▶ [What is required] In the data below, how many lines contain the string "time"? Reply with the number only.

___ Material for the task

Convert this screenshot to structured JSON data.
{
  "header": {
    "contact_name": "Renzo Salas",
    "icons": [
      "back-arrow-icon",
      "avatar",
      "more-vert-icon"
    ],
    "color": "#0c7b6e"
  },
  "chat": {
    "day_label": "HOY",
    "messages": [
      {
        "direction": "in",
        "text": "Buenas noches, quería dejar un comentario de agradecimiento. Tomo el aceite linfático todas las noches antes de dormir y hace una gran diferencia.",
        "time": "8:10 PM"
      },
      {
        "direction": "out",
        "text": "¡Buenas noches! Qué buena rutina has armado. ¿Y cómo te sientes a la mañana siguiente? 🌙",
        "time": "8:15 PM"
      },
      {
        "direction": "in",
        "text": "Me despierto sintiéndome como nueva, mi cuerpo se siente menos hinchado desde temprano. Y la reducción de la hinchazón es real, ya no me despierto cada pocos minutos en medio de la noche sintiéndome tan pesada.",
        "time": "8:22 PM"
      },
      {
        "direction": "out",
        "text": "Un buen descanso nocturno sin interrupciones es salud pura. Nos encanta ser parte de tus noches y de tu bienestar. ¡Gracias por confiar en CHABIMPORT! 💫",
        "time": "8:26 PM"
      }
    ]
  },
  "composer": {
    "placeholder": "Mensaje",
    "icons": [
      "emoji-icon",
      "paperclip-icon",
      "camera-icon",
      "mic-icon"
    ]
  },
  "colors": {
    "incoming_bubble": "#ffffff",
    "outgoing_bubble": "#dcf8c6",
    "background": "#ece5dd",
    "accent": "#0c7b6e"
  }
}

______

▶ [Answer below] 4